I studied for both my undergraduate and master degrees in Physics at the University of Padua, in Italy. My interest in nuclear fusion started during my bachelor thesis research on developing a convolutional neural network for the analysis of infrared imaging system data on the SPIDER experiment. It then continued during my masters degree through elective courses and it culminated in my masters thesis on the study of parametric decay instabilities during Electron Cyclotron Resonance (ECR) heating on the NORTH tokamak at the Technical University of Denmark.
My PhD project, supervised by Prof. Bruce Lipschultz and Prof.

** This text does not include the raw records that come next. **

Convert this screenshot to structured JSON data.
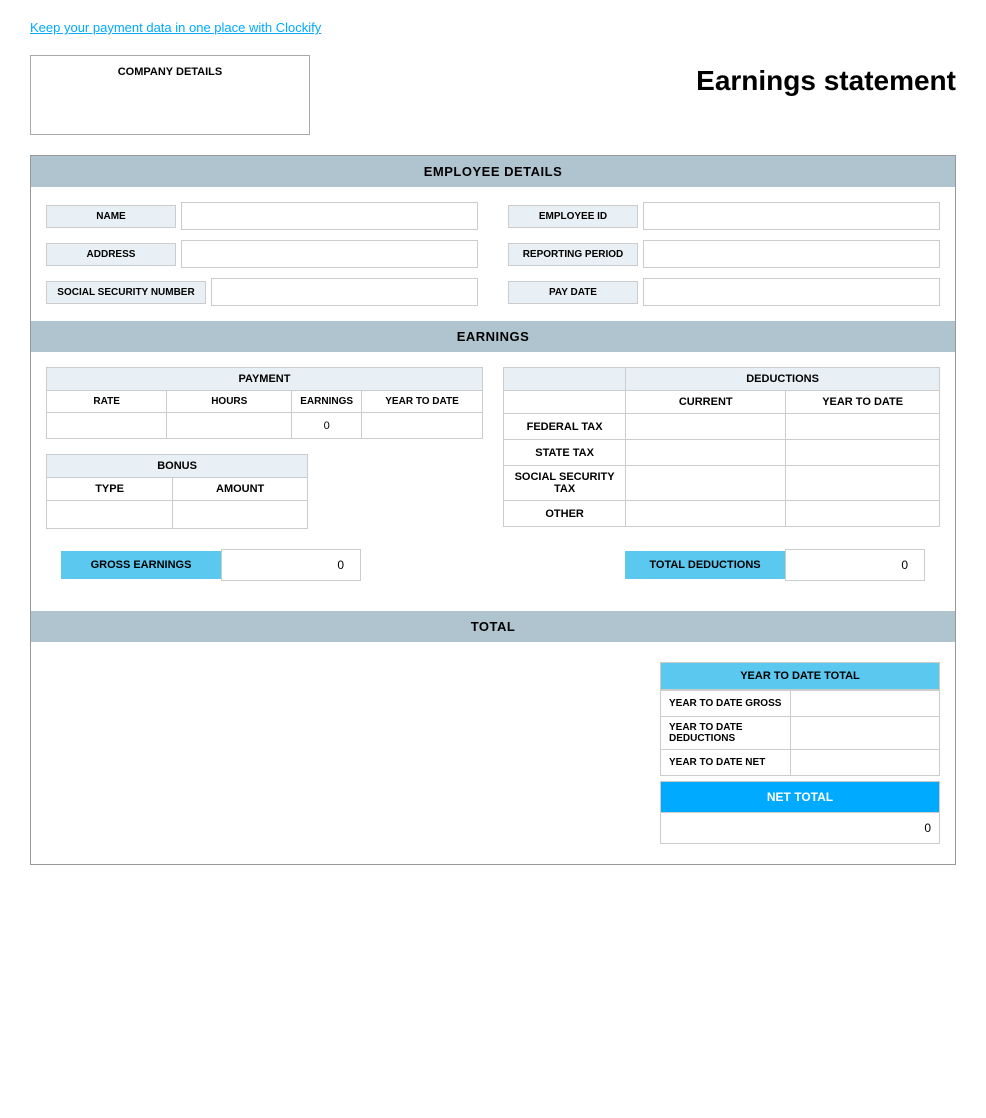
{
  "topLink": {
    "text": "Keep your payment data in one place with Clockify"
  },
  "header": {
    "companyLabel": "COMPANY DETAILS",
    "title": "Earnings statement"
  },
  "employeeDetails": {
    "sectionLabel": "EMPLOYEE DETAILS",
    "fields": {
      "name": {
        "label": "NAME",
        "value": ""
      },
      "address": {
        "label": "ADDRESS",
        "value": ""
      },
      "ssn": {
        "label": "SOCIAL SECURITY NUMBER",
        "value": ""
      },
      "employeeId": {
        "label": "EMPLOYEE ID",
        "value": ""
      },
      "reportingPeriod": {
        "label": "REPORTING PERIOD",
        "value": ""
      },
      "payDate": {
        "label": "PAY DATE",
        "value": ""
      }
    }
  },
  "earnings": {
    "sectionLabel": "EARNINGS",
    "payment": {
      "header": "PAYMENT",
      "columns": [
        "RATE",
        "HOURS",
        "EARNINGS",
        "YEAR TO DATE"
      ],
      "row": {
        "rate": "",
        "hours": "",
        "earnings": "0",
        "yearToDate": ""
      }
    },
    "bonus": {
      "header": "BONUS",
      "columns": [
        "TYPE",
        "AMOUNT"
      ],
      "row": {
        "type": "",
        "amount": ""
      }
    },
    "deductions": {
      "header": "DEDUCTIONS",
      "columns": [
        "CURRENT",
        "YEAR TO DATE"
      ],
      "rows": [
        {
          "label": "FEDERAL TAX",
          "current": "",
          "yearToDate": ""
        },
        {
          "label": "STATE TAX",
          "current": "",
          "yearToDate": ""
        },
        {
          "label": "SOCIAL SECURITY TAX",
          "current": "",
          "yearToDate": ""
        },
        {
          "label": "OTHER",
          "current": "",
          "yearToDate": ""
        }
      ]
    },
    "grossEarnings": {
      "label": "GROSS EARNINGS",
      "value": "0"
    },
    "totalDeductions": {
      "label": "TOTAL DEDUCTIONS",
      "value": "0"
    }
  },
  "total": {
    "sectionLabel": "TOTAL",
    "ytdTotal": {
      "header": "YEAR TO DATE TOTAL",
      "rows": [
        {
          "label": "YEAR TO DATE GROSS",
          "value": ""
        },
        {
          "label": "YEAR TO DATE DEDUCTIONS",
          "value": ""
        },
        {
          "label": "YEAR TO DATE NET",
          "value": ""
        }
      ]
    },
    "netTotal": {
      "label": "NET TOTAL",
      "value": "0"
    }
  }
}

Kieran Gibson at the University of York and Dr. James Harrison at CCFE, involves the study of the divertor region of the MAST-U tokamak through the new Multi Wavelength-Imaging (MWI) diagnostic.

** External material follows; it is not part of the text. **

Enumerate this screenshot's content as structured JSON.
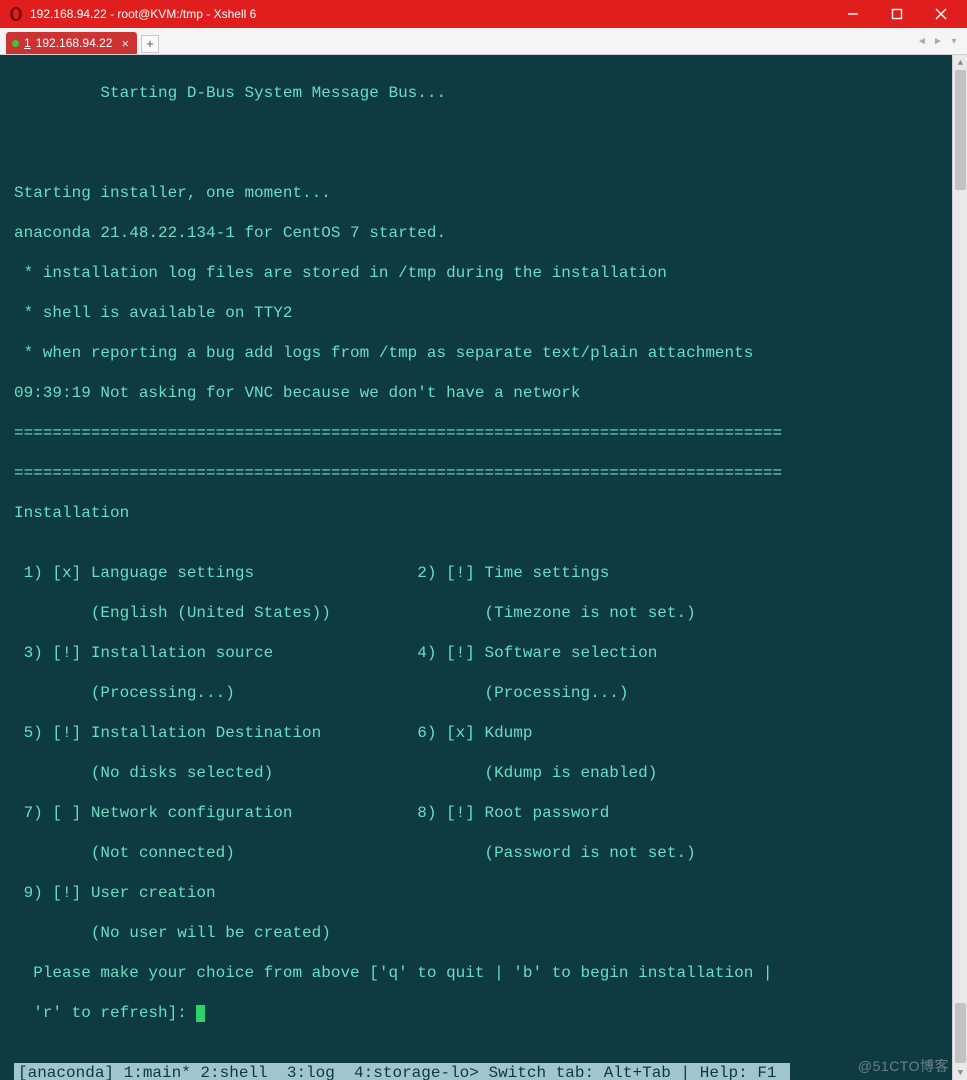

This diagnostic allows researchers to acquire eleven video movies corresponding to 2D brightness images of the divertor region, each filtered for a different wavelength. The profiles have different dependencies on the plasma parameters and by putting them together with the data from the other diagnostics, these parameters can be reconstructed. The MWI data will be integrated in the Bayesian framework currently being used to determine the divertor state, thereby improving its capability.
Handling the large exhaust heat loads corresponding to that of a reactor is one of the main problems on the way to commercial fusion tokamaks providing a net power source. The magnetic topology of the divertor (where the exhaust power is carried towards surfaces) in MAST-U is flexible and the MWI diagnostic will help in determining the most appropriate divertor configuration to optimize the dissipation of power and thus reduce peak power loads.